▶ WHAT IS EXPECTED
Whenever a line in the entries includes the word "Design", copy that line out.

Top of DATASET EXCERPTS

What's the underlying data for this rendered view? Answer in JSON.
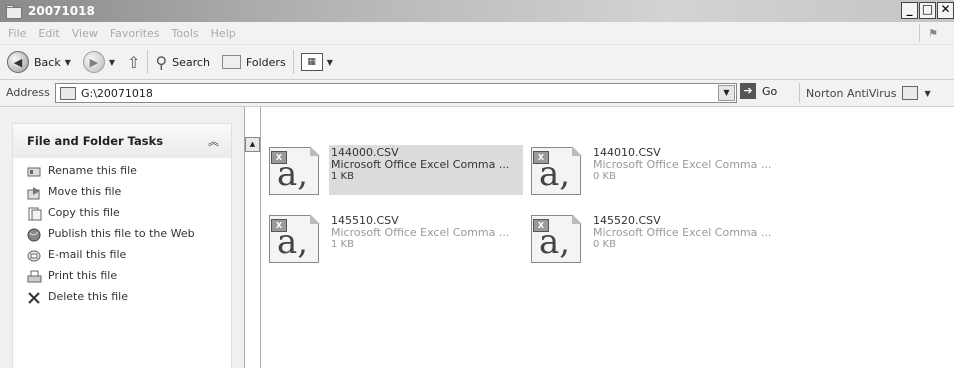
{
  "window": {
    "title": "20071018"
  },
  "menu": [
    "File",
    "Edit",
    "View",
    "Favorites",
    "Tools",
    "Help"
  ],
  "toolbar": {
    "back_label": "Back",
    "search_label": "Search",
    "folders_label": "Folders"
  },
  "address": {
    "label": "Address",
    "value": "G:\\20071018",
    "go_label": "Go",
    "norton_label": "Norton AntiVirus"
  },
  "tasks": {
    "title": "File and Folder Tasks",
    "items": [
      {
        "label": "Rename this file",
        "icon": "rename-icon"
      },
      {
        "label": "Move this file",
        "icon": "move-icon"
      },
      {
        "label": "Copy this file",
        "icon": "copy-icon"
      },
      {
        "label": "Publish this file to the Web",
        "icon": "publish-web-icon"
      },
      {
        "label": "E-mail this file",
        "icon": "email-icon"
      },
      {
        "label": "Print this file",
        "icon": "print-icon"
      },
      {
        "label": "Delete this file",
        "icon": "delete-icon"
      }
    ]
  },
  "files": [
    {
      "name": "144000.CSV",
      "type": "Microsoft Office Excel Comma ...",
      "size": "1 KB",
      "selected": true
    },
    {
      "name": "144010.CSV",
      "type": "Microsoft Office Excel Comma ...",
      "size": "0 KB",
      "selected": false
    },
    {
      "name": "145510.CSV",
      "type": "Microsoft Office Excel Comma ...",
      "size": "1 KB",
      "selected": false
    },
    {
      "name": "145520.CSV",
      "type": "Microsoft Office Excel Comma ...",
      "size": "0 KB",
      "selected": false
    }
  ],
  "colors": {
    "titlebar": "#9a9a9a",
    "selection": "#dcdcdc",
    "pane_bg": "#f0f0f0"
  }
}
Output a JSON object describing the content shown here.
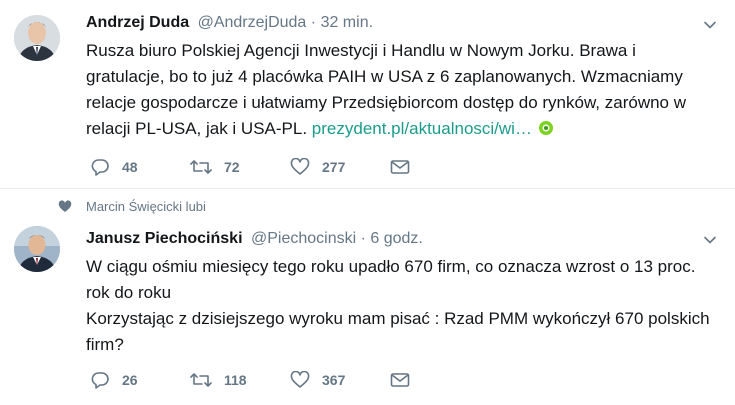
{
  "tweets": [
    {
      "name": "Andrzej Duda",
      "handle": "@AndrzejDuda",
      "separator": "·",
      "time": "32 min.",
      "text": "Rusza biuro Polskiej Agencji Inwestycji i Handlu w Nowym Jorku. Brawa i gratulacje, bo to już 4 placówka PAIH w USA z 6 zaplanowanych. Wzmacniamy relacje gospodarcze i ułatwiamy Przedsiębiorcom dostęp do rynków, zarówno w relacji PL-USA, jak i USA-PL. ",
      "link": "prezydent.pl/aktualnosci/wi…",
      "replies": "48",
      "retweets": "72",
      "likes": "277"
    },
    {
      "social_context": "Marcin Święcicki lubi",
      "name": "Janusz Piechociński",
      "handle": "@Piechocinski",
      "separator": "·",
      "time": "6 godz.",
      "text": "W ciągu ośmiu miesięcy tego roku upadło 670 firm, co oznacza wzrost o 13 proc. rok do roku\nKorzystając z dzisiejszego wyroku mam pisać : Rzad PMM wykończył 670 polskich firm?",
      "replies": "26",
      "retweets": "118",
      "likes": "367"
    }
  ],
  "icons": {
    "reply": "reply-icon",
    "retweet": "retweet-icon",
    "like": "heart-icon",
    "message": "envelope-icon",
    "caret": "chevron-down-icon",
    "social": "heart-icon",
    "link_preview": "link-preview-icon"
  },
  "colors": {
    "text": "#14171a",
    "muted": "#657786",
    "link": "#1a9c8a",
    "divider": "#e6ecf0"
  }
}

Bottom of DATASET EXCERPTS
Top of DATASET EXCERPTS

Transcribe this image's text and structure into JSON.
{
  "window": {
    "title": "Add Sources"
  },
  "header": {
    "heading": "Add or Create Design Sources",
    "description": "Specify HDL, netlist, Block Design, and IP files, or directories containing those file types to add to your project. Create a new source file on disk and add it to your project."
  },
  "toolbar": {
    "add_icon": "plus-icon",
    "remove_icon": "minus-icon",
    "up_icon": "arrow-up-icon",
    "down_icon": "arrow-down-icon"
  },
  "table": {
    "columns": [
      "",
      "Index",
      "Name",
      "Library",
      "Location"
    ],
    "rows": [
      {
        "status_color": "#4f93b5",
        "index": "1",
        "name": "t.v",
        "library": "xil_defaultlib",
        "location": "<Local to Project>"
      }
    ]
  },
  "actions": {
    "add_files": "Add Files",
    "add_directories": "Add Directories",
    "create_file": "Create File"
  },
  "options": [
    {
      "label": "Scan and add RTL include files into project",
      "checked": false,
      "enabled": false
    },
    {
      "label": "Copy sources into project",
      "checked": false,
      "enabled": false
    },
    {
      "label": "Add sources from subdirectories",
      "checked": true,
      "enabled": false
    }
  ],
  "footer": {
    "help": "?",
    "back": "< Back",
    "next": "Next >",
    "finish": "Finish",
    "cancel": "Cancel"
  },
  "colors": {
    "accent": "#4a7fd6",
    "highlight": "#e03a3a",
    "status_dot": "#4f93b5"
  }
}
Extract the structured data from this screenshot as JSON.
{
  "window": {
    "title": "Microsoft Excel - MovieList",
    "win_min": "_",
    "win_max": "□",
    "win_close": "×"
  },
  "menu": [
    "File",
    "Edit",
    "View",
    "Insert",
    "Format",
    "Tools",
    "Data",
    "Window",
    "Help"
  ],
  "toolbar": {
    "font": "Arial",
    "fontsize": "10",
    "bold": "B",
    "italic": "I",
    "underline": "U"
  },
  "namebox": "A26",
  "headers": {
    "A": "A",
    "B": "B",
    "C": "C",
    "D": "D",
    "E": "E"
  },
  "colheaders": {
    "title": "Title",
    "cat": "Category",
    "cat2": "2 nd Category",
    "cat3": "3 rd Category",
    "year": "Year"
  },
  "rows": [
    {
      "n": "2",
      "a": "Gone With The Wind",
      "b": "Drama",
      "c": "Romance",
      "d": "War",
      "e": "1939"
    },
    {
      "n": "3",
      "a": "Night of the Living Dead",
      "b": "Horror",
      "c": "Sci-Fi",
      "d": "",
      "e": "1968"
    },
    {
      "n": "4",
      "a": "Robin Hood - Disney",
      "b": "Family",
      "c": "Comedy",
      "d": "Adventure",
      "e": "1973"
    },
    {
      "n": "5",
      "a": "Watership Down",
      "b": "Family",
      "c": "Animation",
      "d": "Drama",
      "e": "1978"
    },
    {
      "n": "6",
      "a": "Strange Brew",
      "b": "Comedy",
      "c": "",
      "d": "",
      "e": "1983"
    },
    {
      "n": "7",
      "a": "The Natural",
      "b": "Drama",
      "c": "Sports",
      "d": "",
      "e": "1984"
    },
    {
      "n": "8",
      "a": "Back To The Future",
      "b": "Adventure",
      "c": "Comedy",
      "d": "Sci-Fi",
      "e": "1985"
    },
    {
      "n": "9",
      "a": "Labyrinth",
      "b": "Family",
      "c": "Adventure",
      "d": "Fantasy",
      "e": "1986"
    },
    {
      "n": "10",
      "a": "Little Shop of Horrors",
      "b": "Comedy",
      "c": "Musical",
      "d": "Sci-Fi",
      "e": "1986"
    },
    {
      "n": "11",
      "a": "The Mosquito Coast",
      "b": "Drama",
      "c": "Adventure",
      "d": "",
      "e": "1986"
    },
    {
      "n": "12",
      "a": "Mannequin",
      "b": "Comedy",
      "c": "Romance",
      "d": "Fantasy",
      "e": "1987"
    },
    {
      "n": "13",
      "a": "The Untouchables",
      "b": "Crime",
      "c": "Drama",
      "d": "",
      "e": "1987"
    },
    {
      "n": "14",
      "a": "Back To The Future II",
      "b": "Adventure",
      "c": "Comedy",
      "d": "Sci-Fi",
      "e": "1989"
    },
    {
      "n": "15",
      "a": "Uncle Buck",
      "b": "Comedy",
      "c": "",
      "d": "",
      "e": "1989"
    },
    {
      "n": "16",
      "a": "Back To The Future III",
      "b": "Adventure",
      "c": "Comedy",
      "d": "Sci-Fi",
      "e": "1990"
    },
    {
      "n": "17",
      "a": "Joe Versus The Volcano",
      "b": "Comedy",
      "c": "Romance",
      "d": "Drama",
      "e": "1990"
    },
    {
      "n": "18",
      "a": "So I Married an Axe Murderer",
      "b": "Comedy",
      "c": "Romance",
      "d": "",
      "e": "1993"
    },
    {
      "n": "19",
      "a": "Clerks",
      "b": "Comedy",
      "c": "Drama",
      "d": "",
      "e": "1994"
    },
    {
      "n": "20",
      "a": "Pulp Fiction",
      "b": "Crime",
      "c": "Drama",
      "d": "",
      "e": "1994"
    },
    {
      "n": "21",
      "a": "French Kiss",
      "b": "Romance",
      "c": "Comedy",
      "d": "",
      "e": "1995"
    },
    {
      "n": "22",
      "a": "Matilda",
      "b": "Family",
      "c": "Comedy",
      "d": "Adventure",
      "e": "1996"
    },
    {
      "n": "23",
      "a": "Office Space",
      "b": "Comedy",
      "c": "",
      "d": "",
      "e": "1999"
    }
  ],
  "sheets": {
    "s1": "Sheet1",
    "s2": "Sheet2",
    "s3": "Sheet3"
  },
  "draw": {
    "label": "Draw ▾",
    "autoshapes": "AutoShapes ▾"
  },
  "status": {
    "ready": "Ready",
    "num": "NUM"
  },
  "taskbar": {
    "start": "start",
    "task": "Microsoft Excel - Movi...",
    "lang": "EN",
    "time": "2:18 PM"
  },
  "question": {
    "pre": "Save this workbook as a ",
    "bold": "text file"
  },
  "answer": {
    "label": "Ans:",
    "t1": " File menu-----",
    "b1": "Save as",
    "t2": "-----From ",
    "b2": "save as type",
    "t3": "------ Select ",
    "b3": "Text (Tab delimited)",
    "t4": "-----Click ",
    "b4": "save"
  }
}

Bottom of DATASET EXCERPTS

▶ TASK RESULT
    "heading": "Add or Create Design Sources",
    "description": "Specify HDL, netlist, Block Design, and IP files, or directories containing those file types to add to your project. Create a new source file on disk and add it to your project."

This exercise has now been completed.